Located in southern Italy, Rome was built 2,700 years ago on seven hills—the Capitoline, Quirinal, Viminal, Esquiline, and Palatine. After a kingless period, it gained great power and wealth under the Roman Empire.
By the seventeenth century, Roman wealth and excess fueled criticism by reformed Protestants like Physicist Galileo. Roman architecture and artists influenced Renaissance and Baroque styles worldwide.
The Seven Hills
The Seven Hills (Latin: Septem colles/montes Romae) lying east of the Tiber form Rome’s geographical heart, located within its ancient walls. Various legends and histories are linked to each hill, as well as forthcoming moments of importance and sway in the history of Rome.
The first of the seven hills, and probably the most famous of them all is Palatine Hill, where legend has it that Romulus and Remus were suckled by a she-wolf. From this hill they formed a new society that eventually became known as Rome.

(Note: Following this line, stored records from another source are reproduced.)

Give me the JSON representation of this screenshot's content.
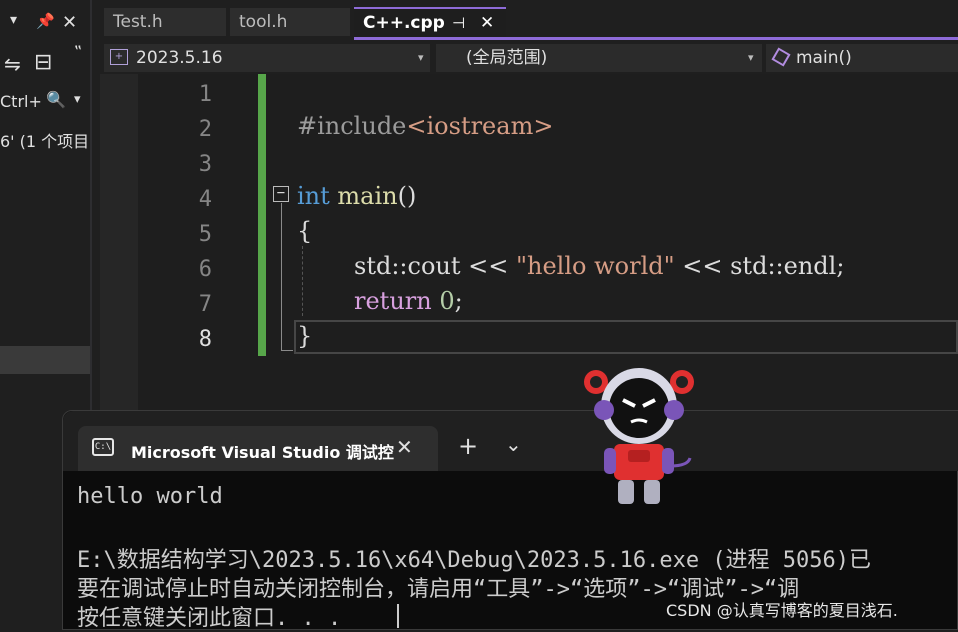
{
  "left_panel": {
    "dropdown_glyph": "▾",
    "pin_glyph": "📌",
    "close_glyph": "✕",
    "more_glyph": "‟",
    "sync_glyph": "⇋",
    "collapse_glyph": "⊟",
    "search_text": "Ctrl+",
    "search_icon": "🔍",
    "search_dd": "▾",
    "results_text": "6' (1 个项目"
  },
  "tabs": [
    {
      "label": "Test.h"
    },
    {
      "label": "tool.h"
    },
    {
      "label": "C++.cpp",
      "pin": "⊣",
      "close": "✕"
    }
  ],
  "navbar": {
    "project": "2023.5.16",
    "scope": "(全局范围)",
    "member": "main()",
    "chevron": "▾"
  },
  "editor": {
    "line_numbers": [
      "1",
      "2",
      "3",
      "4",
      "5",
      "6",
      "7",
      "8"
    ],
    "collapse_glyph": "−",
    "line2_pp": "#include",
    "line2_inc": "<iostream>",
    "line4_kw": "int",
    "line4_fn": "main",
    "line4_rest": "()",
    "line5": "{",
    "line6_a": "std::cout << ",
    "line6_str": "\"hello world\"",
    "line6_b": " << std::endl;",
    "line7_ctl": "return",
    "line7_num": "0",
    "line7_semi": ";",
    "line8": "}"
  },
  "terminal": {
    "title": "Microsoft Visual Studio 调试控",
    "close": "✕",
    "new_tab": "+",
    "dropdown": "⌄",
    "icon_text": "C:\\",
    "lines": [
      "hello world",
      "",
      "E:\\数据结构学习\\2023.5.16\\x64\\Debug\\2023.5.16.exe (进程 5056)已",
      "要在调试停止时自动关闭控制台，请启用“工具”->“选项”->“调试”->“调",
      "按任意键关闭此窗口. . ."
    ]
  },
  "watermark": "CSDN @认真写博客的夏目浅石."
}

During the Republican period this was where rich Romans lived, but by the Imperial era it was the main palace for the emperor. Today this area is home to the Capitoline Museums. With its precise design it is one of the most beautiful areas in the city.
The Colosseum was the centrepiece of Vespasian’s vast arena complex and opened with a bang in AD 80. It was designed to host a wide variety of events, including gladiatorial games and, a particularly popular form of entertainment, animal hunts and battles (venatio).

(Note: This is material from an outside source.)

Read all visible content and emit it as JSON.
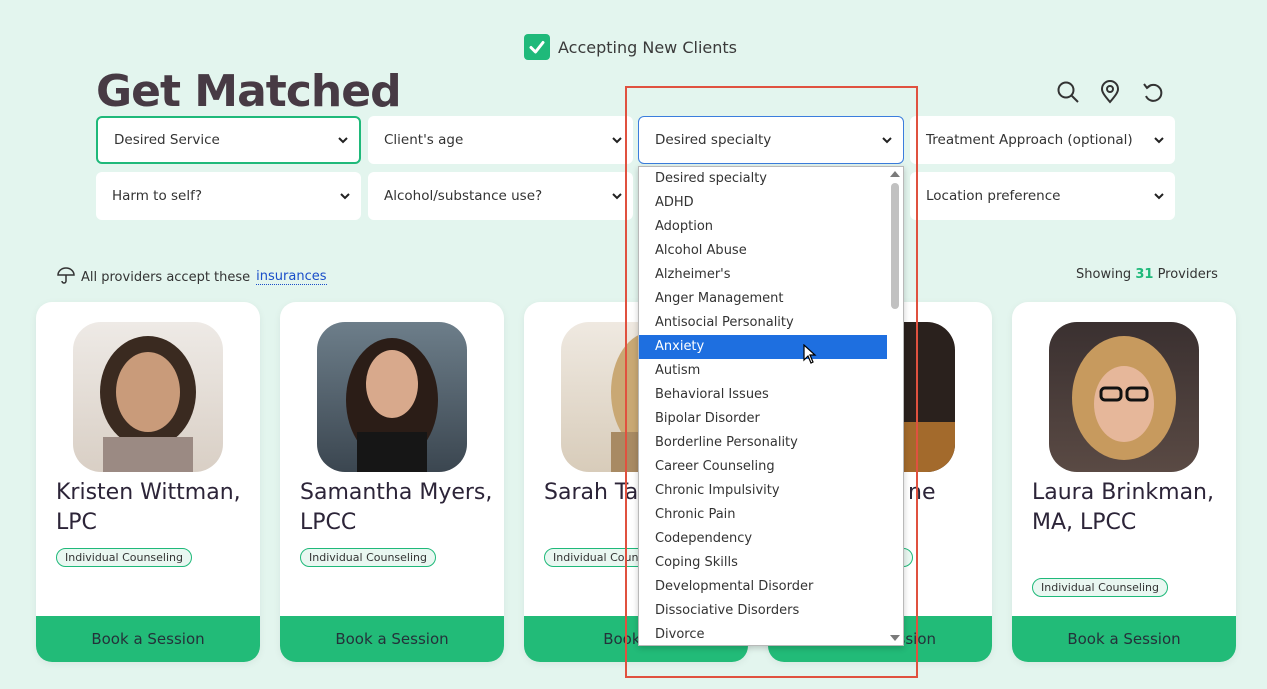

Due to the building’s elliptical shape, the audience could see the action from any seat. It was possible to seat up to fifty thousand people, who were seated according to their social ranking and were protected from the sun by 240 wooden masts called vomitoria.
It was an ambitious project that involved draining a huge manmade lake and creating the Colosseum on top. Vespasian’s engineers also turned the lake into a series of canals that fed a continuous flow of water to sewage below.
The perfect weather and stunning landscapes of Rome beckon many people into the city parks to stroll. The park at Villa Doria Pamphilj is especially beautiful with a wide variety of plants, statues, and fountains.
Throughout the centuries the Forum developed, progressed and expanded as the needs of Rome’s growing population demanded more space. Emperors added statues, arches and basilicas to the area.
In the early days of the Republic Julius Caesar became a national hero after his assassination, and it was here that Octavius built the Temple of Caesar to honour his adoptive father. The Arch of Titus was also a celebration monument built by the emperor Domitian to honour his brother Titus’s military victories over the uprisings in Judea in 81 AD.
The Pantheon was built in 27 BCE and completed in 25 BCE by Marcus Vipsanius Agrippa, a Roman general who was a close collaborator of the Emperor Augustus. A Latin inscription on the frieze identifies Agrippa as its patron: “Marcus Agrippa L[ucii] F[ilius] Co[nsul] Tertium Fecit.”
The structure is a massive domed space consisting of a portico with granite columns and a circular rotunda. At its apse is an opening (or oculus) in the dome that allows light—and sometimes rain—to enter. The building is one of the best-preserved of all Roman monuments. It has the distinction of being the only ancient building in Rome to survive intact from antiquity to the present day.
Among Rome’s most spectacular public squares, Piazza Navona is an elegant showcase of showy fountains and Baroque palazzi. The fountains are especially impressive by day and night, the latter when they are illuminated.
The centerpiece is Bernini’s Fontana dei Quattro Fiumi (Fountain of the Four Rivers), a melange of Christianity’s most important rivers and crowned by an obelisk. It’s one of the city’s most famous fountains and a must-see.
Visitors have long had the tradition of tossing a coin into the fountain to ensure a return visit to Rome. It is also used to raise money for Caritas, a Roman Catholic charity that helps feed the city’s low-income residents. This is a worthy cause and the money is collected by volunteers.